Update- After using Siteground for a year the hosting prices became untenable. My hosting account went up to over $400 per year. Although customer service was top-notch on their service, I needed to find a host with less expensive alternatives. I found that at Dreamhost. The first year for hosting was on sale at this time for $47. After the first year the price only rises to $155. Much less than the competition from Siteground.
The Company I Left
As promised, I wanted to warn you about the company I left. The name of the company is HostGator. I’m not going to link to the site because I don’t want to send them any business.
When I first hosted with the company over 8 years ago they had great customer service. I don’t know what happened, but I do know that something is wrong.
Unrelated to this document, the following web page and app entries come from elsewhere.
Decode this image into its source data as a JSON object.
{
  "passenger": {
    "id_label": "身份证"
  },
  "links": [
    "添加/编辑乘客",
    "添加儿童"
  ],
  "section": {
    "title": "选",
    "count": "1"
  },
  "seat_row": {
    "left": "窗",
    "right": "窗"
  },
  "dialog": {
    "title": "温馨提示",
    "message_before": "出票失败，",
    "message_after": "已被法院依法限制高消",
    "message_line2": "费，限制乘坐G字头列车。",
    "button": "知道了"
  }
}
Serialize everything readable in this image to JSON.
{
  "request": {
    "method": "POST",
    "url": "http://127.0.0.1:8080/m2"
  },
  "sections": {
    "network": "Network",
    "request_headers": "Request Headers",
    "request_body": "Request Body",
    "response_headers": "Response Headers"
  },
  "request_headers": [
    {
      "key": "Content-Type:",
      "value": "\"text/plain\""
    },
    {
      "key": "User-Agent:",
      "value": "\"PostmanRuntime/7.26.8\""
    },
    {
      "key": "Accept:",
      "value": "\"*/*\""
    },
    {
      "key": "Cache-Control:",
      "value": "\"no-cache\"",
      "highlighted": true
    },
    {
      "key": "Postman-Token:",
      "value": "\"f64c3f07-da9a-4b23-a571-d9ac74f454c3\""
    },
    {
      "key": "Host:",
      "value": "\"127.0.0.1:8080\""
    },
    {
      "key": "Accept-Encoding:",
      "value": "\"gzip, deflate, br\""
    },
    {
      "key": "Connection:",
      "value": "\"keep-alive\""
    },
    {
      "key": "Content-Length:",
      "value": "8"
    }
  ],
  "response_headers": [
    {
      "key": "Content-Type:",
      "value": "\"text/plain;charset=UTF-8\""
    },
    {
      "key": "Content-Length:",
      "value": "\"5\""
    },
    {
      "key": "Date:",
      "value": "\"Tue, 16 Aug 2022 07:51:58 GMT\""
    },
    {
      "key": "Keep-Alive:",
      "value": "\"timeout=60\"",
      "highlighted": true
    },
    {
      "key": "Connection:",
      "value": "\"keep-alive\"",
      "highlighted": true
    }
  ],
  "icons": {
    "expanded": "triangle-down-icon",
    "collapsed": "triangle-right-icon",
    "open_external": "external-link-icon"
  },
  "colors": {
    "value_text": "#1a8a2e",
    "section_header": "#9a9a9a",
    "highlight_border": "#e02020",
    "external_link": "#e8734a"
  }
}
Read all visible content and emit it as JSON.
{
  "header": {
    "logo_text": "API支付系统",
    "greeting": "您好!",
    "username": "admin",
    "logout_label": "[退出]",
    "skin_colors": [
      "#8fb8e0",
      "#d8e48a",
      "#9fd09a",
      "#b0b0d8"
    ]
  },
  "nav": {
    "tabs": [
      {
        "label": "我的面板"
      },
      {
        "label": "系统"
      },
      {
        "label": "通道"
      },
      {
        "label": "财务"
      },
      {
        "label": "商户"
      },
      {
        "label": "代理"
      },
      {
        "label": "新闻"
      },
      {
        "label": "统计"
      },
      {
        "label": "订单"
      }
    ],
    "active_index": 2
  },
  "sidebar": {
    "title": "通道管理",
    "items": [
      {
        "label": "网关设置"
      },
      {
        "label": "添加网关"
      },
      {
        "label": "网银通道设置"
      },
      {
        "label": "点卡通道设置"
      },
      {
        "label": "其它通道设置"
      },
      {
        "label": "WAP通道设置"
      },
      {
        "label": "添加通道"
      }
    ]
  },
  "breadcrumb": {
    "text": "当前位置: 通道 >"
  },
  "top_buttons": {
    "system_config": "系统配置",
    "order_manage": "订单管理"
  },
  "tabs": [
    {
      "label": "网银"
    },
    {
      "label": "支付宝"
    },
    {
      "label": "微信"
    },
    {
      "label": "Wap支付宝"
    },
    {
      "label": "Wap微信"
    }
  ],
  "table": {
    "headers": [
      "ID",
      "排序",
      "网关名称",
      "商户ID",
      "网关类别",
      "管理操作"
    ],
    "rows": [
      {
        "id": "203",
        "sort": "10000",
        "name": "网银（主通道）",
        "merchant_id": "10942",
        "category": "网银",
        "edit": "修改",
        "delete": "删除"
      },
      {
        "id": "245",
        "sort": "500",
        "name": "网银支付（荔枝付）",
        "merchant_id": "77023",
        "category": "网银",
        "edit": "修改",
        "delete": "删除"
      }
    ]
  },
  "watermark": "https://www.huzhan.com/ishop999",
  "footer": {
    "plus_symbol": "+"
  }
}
Yes, I filed a complaint with the company when I cancelled my hosting account.
The funniest part of this was that a few minutes after I got an email from my new hosting company telling me that all my websites were copied over and ready to go, I got an email from a HostGator server admin.
This email arrived over 36 hours after my first email saying they had disabled all my accounts. Basically, it finally acknowledged my fix and said they had given me access to my websites again. But any further overuse of resources would result in them disabling my websites again without notice!
I cannot tell you the satisfaction I got from replying to that email and telling them I was already back up with another web hosting company. Further that they could take their God complex and stick it… Well, you get my drift. But I said it in the nicest way possible!
The Bottom Line
The bottom line is you do not have to just sit back and take poor customer service. You can vote with your pocketbook. I have always lived by that. That is probably because I worked in healthcare for so many years. Customer service just comes naturally. And I expect the same level of customer service from the companies I choose to spend my money with as I gave those who I took care of in the hospital for so many years.
I am always polite, and I know sometimes things happen that are out of someone’s control. But in this instance where I was ignored for over 36 hours I felt it was time to make a change. A simple email exchange could have prevented my leaving a company I had a long term relationship with. That relationship had been very profitable for them over the years. It could have continued to be, except for the lack of a response to a simple email.
This can also be a lesson for anyone in business, whether online or offline. Your customers always have a choice. To be a success in business, don’t give them a reason to have to make one to choose a competitor.